** RECORDS FOR THIS EXERCISE follows **
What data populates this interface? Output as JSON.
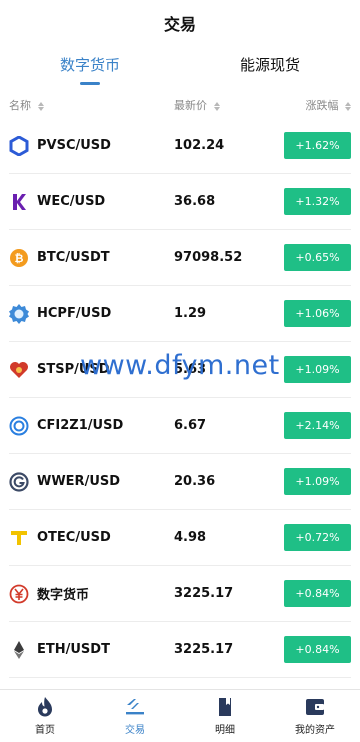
{
  "header": {
    "title": "交易"
  },
  "tabs": [
    {
      "label": "数字货币",
      "active": true
    },
    {
      "label": "能源现货",
      "active": false
    }
  ],
  "columns": {
    "name": "名称",
    "price": "最新价",
    "change": "涨跌幅"
  },
  "rows": [
    {
      "name": "PVSC/USD",
      "price": "102.24",
      "change": "+1.62%",
      "icon": "hexagon-icon"
    },
    {
      "name": "WEC/USD",
      "price": "36.68",
      "change": "+1.32%",
      "icon": "k-logo-icon"
    },
    {
      "name": "BTC/USDT",
      "price": "97098.52",
      "change": "+0.65%",
      "icon": "bitcoin-icon"
    },
    {
      "name": "HCPF/USD",
      "price": "1.29",
      "change": "+1.06%",
      "icon": "gear-badge-icon"
    },
    {
      "name": "STSP/USD",
      "price": "5.63",
      "change": "+1.09%",
      "icon": "heart-icon"
    },
    {
      "name": "CFI2Z1/USD",
      "price": "6.67",
      "change": "+2.14%",
      "icon": "circle-coin-icon"
    },
    {
      "name": "WWER/USD",
      "price": "20.36",
      "change": "+1.09%",
      "icon": "g-ring-icon"
    },
    {
      "name": "OTEC/USD",
      "price": "4.98",
      "change": "+0.72%",
      "icon": "t-logo-icon"
    },
    {
      "name": "数字货币",
      "price": "3225.17",
      "change": "+0.84%",
      "icon": "yen-circle-icon"
    },
    {
      "name": "ETH/USDT",
      "price": "3225.17",
      "change": "+0.84%",
      "icon": "ethereum-icon"
    }
  ],
  "watermark": "www.dfym.net",
  "tabbar": [
    {
      "label": "首页",
      "icon": "flame-icon",
      "active": false
    },
    {
      "label": "交易",
      "icon": "trade-icon",
      "active": true
    },
    {
      "label": "明细",
      "icon": "document-icon",
      "active": false
    },
    {
      "label": "我的资产",
      "icon": "wallet-icon",
      "active": false
    }
  ],
  "colors": {
    "accent": "#3a82c8",
    "rise": "#1fbf86"
  }
}
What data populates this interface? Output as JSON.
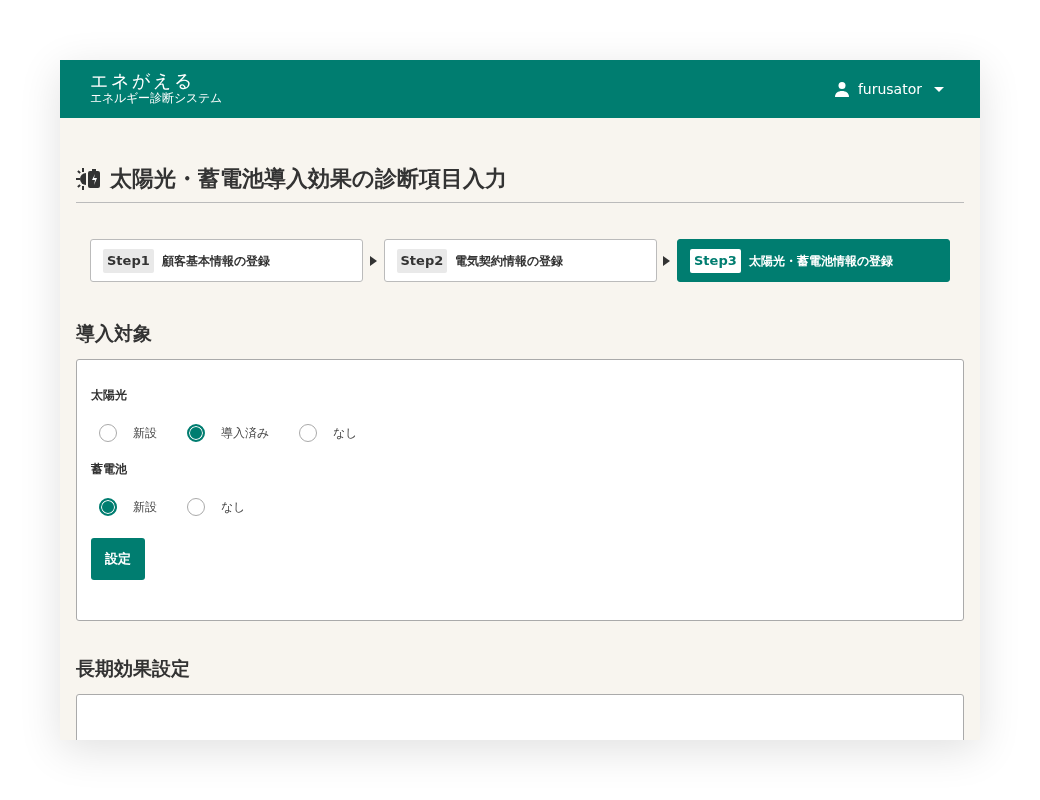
{
  "app": {
    "logo": "エネがえる",
    "subtitle": "エネルギー診断システム",
    "user": "furusator"
  },
  "page_title": "太陽光・蓄電池導入効果の診断項目入力",
  "steps": [
    {
      "number": "Step1",
      "label": "顧客基本情報の登録",
      "selected": false
    },
    {
      "number": "Step2",
      "label": "電気契約情報の登録",
      "selected": false
    },
    {
      "number": "Step3",
      "label": "太陽光・蓄電池情報の登録",
      "selected": true
    }
  ],
  "sections": [
    {
      "title": "導入対象",
      "groups": [
        {
          "label": "太陽光",
          "options": [
            {
              "label": "新設",
              "selected": false
            },
            {
              "label": "導入済み",
              "selected": true
            },
            {
              "label": "なし",
              "selected": false
            }
          ]
        },
        {
          "label": "蓄電池",
          "options": [
            {
              "label": "新設",
              "selected": true
            },
            {
              "label": "なし",
              "selected": false
            }
          ]
        }
      ],
      "button": "設定"
    },
    {
      "title": "長期効果設定"
    }
  ]
}
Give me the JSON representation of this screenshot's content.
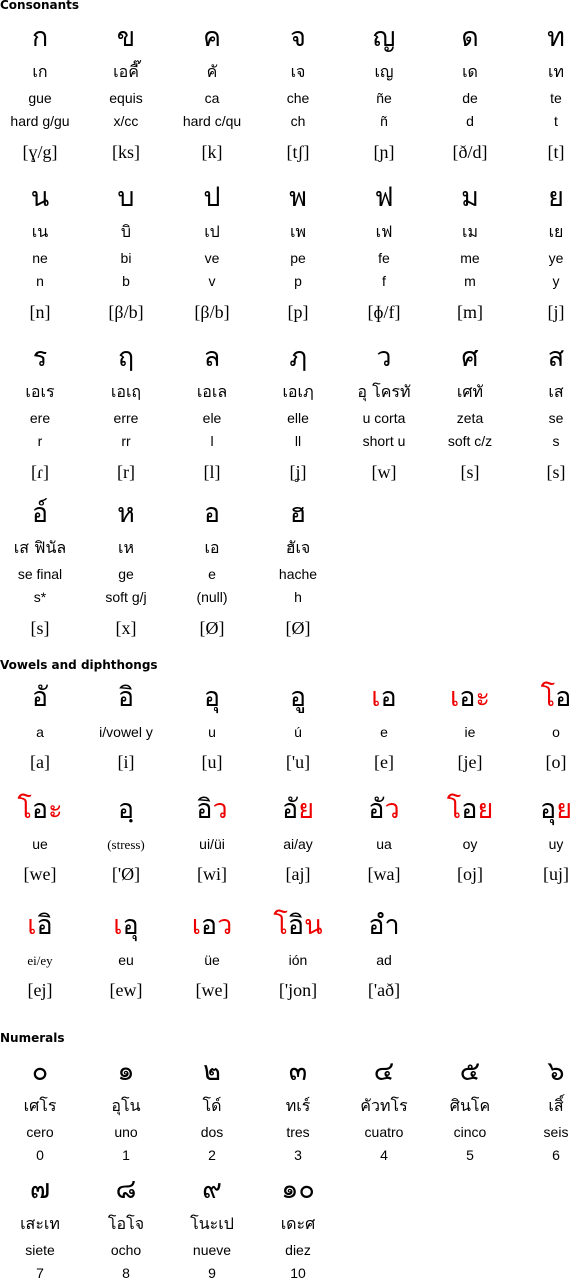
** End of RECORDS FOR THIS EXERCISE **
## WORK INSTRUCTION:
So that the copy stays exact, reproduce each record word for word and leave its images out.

## REPLY TO THE EXERCISE:
What data populates this interface? Output as JSON.
{
  "header": {
    "title": "交易"
  },
  "tabs": [
    {
      "label": "数字货币",
      "active": true
    },
    {
      "label": "能源现货",
      "active": false
    }
  ],
  "columns": {
    "name": "名称",
    "price": "最新价",
    "change": "涨跌幅"
  },
  "rows": [
    {
      "name": "PVSC/USD",
      "price": "102.24",
      "change": "+1.62%",
      "icon": "hexagon-icon"
    },
    {
      "name": "WEC/USD",
      "price": "36.68",
      "change": "+1.32%",
      "icon": "k-logo-icon"
    },
    {
      "name": "BTC/USDT",
      "price": "97098.52",
      "change": "+0.65%",
      "icon": "bitcoin-icon"
    },
    {
      "name": "HCPF/USD",
      "price": "1.29",
      "change": "+1.06%",
      "icon": "gear-badge-icon"
    },
    {
      "name": "STSP/USD",
      "price": "5.63",
      "change": "+1.09%",
      "icon": "heart-icon"
    },
    {
      "name": "CFI2Z1/USD",
      "price": "6.67",
      "change": "+2.14%",
      "icon": "circle-coin-icon"
    },
    {
      "name": "WWER/USD",
      "price": "20.36",
      "change": "+1.09%",
      "icon": "g-ring-icon"
    },
    {
      "name": "OTEC/USD",
      "price": "4.98",
      "change": "+0.72%",
      "icon": "t-logo-icon"
    },
    {
      "name": "数字货币",
      "price": "3225.17",
      "change": "+0.84%",
      "icon": "yen-circle-icon"
    },
    {
      "name": "ETH/USDT",
      "price": "3225.17",
      "change": "+0.84%",
      "icon": "ethereum-icon"
    }
  ],
  "watermark": "www.dfym.net",
  "tabbar": [
    {
      "label": "首页",
      "icon": "flame-icon",
      "active": false
    },
    {
      "label": "交易",
      "icon": "trade-icon",
      "active": true
    },
    {
      "label": "明细",
      "icon": "document-icon",
      "active": false
    },
    {
      "label": "我的资产",
      "icon": "wallet-icon",
      "active": false
    }
  ],
  "colors": {
    "accent": "#3a82c8",
    "rise": "#1fbf86"
  }
}
What data populates this interface? Output as JSON.
{
  "app": {
    "logo": "エネがえる",
    "subtitle": "エネルギー診断システム",
    "user": "furusator"
  },
  "page_title": "太陽光・蓄電池導入効果の診断項目入力",
  "steps": [
    {
      "number": "Step1",
      "label": "顧客基本情報の登録",
      "selected": false
    },
    {
      "number": "Step2",
      "label": "電気契約情報の登録",
      "selected": false
    },
    {
      "number": "Step3",
      "label": "太陽光・蓄電池情報の登録",
      "selected": true
    }
  ],
  "sections": [
    {
      "title": "導入対象",
      "groups": [
        {
          "label": "太陽光",
          "options": [
            {
              "label": "新設",
              "selected": false
            },
            {
              "label": "導入済み",
              "selected": true
            },
            {
              "label": "なし",
              "selected": false
            }
          ]
        },
        {
          "label": "蓄電池",
          "options": [
            {
              "label": "新設",
              "selected": true
            },
            {
              "label": "なし",
              "selected": false
            }
          ]
        }
      ],
      "button": "設定"
    },
    {
      "title": "長期効果設定"
    }
  ]
}
Give me the JSON representation of this screenshot's content.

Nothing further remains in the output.